Pitt-Johnstown is a great university for many, but there is room for improvement.

Pitt-Johnstown has a total of 655 acres, most which are undeveloped. We have a lot of land that could be beneficial.

Most university campuses do not have the opportunity to have a ski slope, but Pitt-Johnstown does.

There has been talk about reopening a ski slope with a tow rope. While we understand there is a lot to figure out when opening a ski slope on a college campus, we believe that opening one would be a unique and attractive campus asset.

Opening a ski slope would provide a strong outdoor anecdote to seasonal affective disorder that many in the campus community suffer from in the long winter months, that is most of the time school is in session.

In addition there are potential jobs and possible classes for students.

There is all this land and bored students who could be skiing, snow tubing and sledding. Even if we had small tow ropes around campus for snowboarding, a slope wouldn’t be necessary.

It would also be a way to draw prospective students into attending Pitt-Johnstown, since we would be the only university in Pennsylvania with a ski slope on campus.

Both Colby College in Waterville, Maine, and Middlebury College in Middlebury Vt., have ski slopes on campus, but they are private schools with high tuition bills. These two schools have tuition of about $44,000 a year, where  Pitt-Johnstown’s tuition is about $23,000.

Liberty University in Lynchburg Va. with annual tuition of $28,744, also has a ski slope on campus; however, they use fake snow called snowflex.

We have the real stuff here. Plenty of it.

It would be an expensive endeavor, but there are so many ways in which we would make the money back, not least of which would be our uniqueness.

Pitt-Johnstown President Jem Spectar has explained that there are  priorities when it comes to improving campus. The residence halls, parking lots and sports fields have a higher priority than a ski slope, he said.

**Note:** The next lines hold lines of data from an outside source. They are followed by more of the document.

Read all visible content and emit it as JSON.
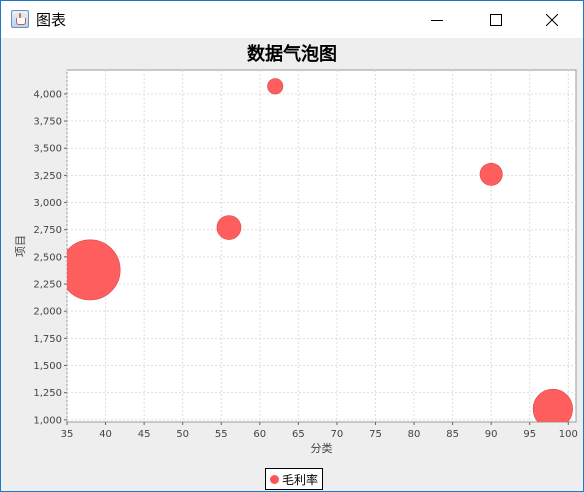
{
  "window": {
    "title": "图表",
    "icon": "java-cup-icon",
    "controls": [
      "minimize-icon",
      "maximize-icon",
      "close-icon"
    ]
  },
  "colors": {
    "bubble": "#ff5555",
    "plot_background": "#ffffff",
    "grid": "#dddddd",
    "frame": "#1979ca"
  },
  "chart_data": {
    "type": "scatter",
    "subtype": "bubble",
    "title": "数据气泡图",
    "xlabel": "分类",
    "ylabel": "项目",
    "xlim": [
      35,
      101
    ],
    "ylim": [
      980,
      4220
    ],
    "x_ticks": [
      35,
      40,
      45,
      50,
      55,
      60,
      65,
      70,
      75,
      80,
      85,
      90,
      95,
      100
    ],
    "y_ticks": [
      1000,
      1250,
      1500,
      1750,
      2000,
      2250,
      2500,
      2750,
      3000,
      3250,
      3500,
      3750,
      4000
    ],
    "x_tick_labels": [
      "35",
      "40",
      "45",
      "50",
      "55",
      "60",
      "65",
      "70",
      "75",
      "80",
      "85",
      "90",
      "95",
      "100"
    ],
    "y_tick_labels": [
      "1,000",
      "1,250",
      "1,500",
      "1,750",
      "2,000",
      "2,250",
      "2,500",
      "2,750",
      "3,000",
      "3,250",
      "3,500",
      "3,750",
      "4,000"
    ],
    "grid": true,
    "legend_position": "bottom",
    "series": [
      {
        "name": "毛利率",
        "color": "#ff5555",
        "points": [
          {
            "x": 38,
            "y": 2380,
            "size": 3.5
          },
          {
            "x": 56,
            "y": 2770,
            "size": 1.4
          },
          {
            "x": 62,
            "y": 4070,
            "size": 0.9
          },
          {
            "x": 90,
            "y": 3260,
            "size": 1.3
          },
          {
            "x": 98,
            "y": 1100,
            "size": 2.3
          }
        ]
      }
    ]
  }
}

Along with being a low priority, the ski slope would cost at least $1 million to construct, including design, financial and legal issues.

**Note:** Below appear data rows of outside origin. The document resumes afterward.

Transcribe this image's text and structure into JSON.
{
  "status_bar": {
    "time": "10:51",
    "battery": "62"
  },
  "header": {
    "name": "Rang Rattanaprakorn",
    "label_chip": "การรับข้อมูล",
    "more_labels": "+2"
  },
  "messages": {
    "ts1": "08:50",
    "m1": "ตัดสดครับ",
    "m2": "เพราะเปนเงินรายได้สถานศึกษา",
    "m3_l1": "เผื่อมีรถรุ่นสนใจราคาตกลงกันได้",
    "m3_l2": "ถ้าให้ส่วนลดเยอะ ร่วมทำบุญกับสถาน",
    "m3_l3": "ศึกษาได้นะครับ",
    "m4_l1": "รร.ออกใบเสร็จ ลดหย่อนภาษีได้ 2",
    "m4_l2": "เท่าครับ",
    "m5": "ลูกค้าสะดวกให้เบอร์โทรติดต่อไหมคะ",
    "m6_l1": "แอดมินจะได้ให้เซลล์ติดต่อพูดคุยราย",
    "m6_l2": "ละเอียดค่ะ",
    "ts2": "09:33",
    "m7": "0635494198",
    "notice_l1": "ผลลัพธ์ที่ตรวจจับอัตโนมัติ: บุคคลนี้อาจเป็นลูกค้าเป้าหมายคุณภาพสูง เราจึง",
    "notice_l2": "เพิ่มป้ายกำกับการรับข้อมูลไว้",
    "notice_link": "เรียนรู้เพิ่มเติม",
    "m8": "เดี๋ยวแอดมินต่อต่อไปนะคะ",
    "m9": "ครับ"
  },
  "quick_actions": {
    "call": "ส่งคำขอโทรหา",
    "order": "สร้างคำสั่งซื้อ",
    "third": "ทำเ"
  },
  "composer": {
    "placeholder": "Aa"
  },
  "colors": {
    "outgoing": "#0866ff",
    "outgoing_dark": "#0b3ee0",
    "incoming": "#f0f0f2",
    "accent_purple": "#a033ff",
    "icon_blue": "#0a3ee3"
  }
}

President Spectar says he wants to maximize what we get for the money we spend, and issues other than a ski slope win in comparison.

Money needs to be spent wisely at Pitt-Johnstown, but it would attract more students to attend; that means more profit through tuition.

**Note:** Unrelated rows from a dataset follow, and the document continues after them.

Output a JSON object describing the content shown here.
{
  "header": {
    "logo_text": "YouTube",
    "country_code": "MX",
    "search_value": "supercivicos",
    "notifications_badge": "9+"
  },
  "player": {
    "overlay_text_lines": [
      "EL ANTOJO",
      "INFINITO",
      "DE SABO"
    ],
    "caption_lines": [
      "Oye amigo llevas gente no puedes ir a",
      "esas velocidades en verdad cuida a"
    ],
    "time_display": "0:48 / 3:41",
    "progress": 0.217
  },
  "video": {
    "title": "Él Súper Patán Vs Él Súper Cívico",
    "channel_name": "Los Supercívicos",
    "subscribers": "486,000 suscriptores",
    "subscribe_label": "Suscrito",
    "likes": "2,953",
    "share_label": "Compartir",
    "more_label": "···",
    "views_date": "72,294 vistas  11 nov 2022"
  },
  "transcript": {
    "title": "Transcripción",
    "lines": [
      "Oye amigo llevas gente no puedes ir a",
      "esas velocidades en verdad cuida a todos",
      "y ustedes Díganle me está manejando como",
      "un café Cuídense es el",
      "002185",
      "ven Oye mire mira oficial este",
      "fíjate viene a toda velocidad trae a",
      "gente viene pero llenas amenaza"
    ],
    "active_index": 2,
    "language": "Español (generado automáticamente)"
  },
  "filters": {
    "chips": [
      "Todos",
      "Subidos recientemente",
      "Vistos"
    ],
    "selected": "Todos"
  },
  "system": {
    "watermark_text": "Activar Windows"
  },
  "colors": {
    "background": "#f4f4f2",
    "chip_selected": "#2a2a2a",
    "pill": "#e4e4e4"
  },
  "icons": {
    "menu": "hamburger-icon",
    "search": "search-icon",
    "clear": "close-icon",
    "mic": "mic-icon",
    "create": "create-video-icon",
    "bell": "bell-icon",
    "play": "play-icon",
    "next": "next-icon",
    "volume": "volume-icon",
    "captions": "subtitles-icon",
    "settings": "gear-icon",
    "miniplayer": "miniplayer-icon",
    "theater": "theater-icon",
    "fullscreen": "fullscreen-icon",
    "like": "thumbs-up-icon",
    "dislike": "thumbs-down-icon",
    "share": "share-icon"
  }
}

We believe that this change would help the university’s popularity and we would be better utilizing our land, not to mention an overall improvement in the quality of life on campus.

We agree it would be expensive, but there could be unexplored creative ways to finance both the construction and operation of a campus slope. We would encourage our leaders to look at those ways with unfettered minds before they reject the idea out of hand.